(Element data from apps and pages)
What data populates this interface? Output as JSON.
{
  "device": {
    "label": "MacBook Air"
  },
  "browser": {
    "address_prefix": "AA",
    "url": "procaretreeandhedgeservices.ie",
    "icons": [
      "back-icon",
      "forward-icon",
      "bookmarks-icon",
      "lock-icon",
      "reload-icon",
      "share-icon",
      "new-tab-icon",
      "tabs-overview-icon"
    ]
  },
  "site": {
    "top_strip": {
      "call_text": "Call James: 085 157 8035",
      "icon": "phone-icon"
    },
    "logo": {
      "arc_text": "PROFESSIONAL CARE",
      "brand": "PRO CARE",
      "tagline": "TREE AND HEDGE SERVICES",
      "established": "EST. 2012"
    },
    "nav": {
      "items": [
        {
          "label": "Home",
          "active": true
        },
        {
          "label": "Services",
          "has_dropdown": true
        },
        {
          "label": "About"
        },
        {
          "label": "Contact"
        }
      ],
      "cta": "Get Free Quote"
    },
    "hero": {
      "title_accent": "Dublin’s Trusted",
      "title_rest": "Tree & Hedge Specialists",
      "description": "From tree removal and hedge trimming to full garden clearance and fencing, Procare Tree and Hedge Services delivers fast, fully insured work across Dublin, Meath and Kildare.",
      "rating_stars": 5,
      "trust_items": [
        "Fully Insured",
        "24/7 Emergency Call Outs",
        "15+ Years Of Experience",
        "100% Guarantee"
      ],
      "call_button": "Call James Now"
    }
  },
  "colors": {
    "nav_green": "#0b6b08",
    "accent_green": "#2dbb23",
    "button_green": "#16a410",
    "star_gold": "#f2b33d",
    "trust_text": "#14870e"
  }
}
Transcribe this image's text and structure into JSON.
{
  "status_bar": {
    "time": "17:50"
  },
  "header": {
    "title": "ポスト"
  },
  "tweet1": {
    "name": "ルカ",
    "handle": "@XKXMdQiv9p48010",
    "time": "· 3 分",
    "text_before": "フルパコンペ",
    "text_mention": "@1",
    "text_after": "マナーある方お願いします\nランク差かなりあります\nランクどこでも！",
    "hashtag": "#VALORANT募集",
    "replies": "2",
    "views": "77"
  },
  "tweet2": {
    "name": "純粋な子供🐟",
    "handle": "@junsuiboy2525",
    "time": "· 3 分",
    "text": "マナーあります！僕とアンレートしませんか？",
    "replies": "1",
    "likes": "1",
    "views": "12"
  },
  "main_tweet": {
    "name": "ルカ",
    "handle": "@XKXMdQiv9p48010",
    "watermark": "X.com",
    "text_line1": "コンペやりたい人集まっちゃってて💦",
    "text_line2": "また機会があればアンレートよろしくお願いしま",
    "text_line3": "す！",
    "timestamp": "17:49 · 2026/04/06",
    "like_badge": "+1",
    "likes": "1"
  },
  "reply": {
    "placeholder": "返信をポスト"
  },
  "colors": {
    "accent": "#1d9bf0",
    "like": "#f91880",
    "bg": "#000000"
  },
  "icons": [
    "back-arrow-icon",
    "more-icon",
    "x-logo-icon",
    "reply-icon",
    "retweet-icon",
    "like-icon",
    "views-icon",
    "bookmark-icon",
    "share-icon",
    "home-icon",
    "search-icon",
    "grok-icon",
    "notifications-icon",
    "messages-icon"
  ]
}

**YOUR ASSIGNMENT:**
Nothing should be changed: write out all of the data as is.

**RESPONSE BELOW:**
What data populates this interface? Output as JSON.
{
  "device": {
    "label": "MacBook Air"
  },
  "browser": {
    "address_prefix": "AA",
    "url": "procaretreeandhedgeservices.ie",
    "icons": [
      "back-icon",
      "forward-icon",
      "bookmarks-icon",
      "lock-icon",
      "reload-icon",
      "share-icon",
      "new-tab-icon",
      "tabs-overview-icon"
    ]
  },
  "site": {
    "top_strip": {
      "call_text": "Call James: 085 157 8035",
      "icon": "phone-icon"
    },
    "logo": {
      "arc_text": "PROFESSIONAL CARE",
      "brand": "PRO CARE",
      "tagline": "TREE AND HEDGE SERVICES",
      "established": "EST. 2012"
    },
    "nav": {
      "items": [
        {
          "label": "Home",
          "active": true
        },
        {
          "label": "Services",
          "has_dropdown": true
        },
        {
          "label": "About"
        },
        {
          "label": "Contact"
        }
      ],
      "cta": "Get Free Quote"
    },
    "hero": {
      "title_accent": "Dublin’s Trusted",
      "title_rest": "Tree & Hedge Specialists",
      "description": "From tree removal and hedge trimming to full garden clearance and fencing, Procare Tree and Hedge Services delivers fast, fully insured work across Dublin, Meath and Kildare.",
      "rating_stars": 5,
      "trust_items": [
        "Fully Insured",
        "24/7 Emergency Call Outs",
        "15+ Years Of Experience",
        "100% Guarantee"
      ],
      "call_button": "Call James Now"
    }
  },
  "colors": {
    "nav_green": "#0b6b08",
    "accent_green": "#2dbb23",
    "button_green": "#16a410",
    "star_gold": "#f2b33d",
    "trust_text": "#14870e"
  }
}
Transcribe this image's text and structure into JSON.
{
  "status_bar": {
    "time": "17:50"
  },
  "header": {
    "title": "ポスト"
  },
  "tweet1": {
    "name": "ルカ",
    "handle": "@XKXMdQiv9p48010",
    "time": "· 3 分",
    "text_before": "フルパコンペ",
    "text_mention": "@1",
    "text_after": "マナーある方お願いします\nランク差かなりあります\nランクどこでも！",
    "hashtag": "#VALORANT募集",
    "replies": "2",
    "views": "77"
  },
  "tweet2": {
    "name": "純粋な子供🐟",
    "handle": "@junsuiboy2525",
    "time": "· 3 分",
    "text": "マナーあります！僕とアンレートしませんか？",
    "replies": "1",
    "likes": "1",
    "views": "12"
  },
  "main_tweet": {
    "name": "ルカ",
    "handle": "@XKXMdQiv9p48010",
    "watermark": "X.com",
    "text_line1": "コンペやりたい人集まっちゃってて💦",
    "text_line2": "また機会があればアンレートよろしくお願いしま",
    "text_line3": "す！",
    "timestamp": "17:49 · 2026/04/06",
    "like_badge": "+1",
    "likes": "1"
  },
  "reply": {
    "placeholder": "返信をポスト"
  },
  "colors": {
    "accent": "#1d9bf0",
    "like": "#f91880",
    "bg": "#000000"
  },
  "icons": [
    "back-arrow-icon",
    "more-icon",
    "x-logo-icon",
    "reply-icon",
    "retweet-icon",
    "like-icon",
    "views-icon",
    "bookmark-icon",
    "share-icon",
    "home-icon",
    "search-icon",
    "grok-icon",
    "notifications-icon",
    "messages-icon"
  ]
}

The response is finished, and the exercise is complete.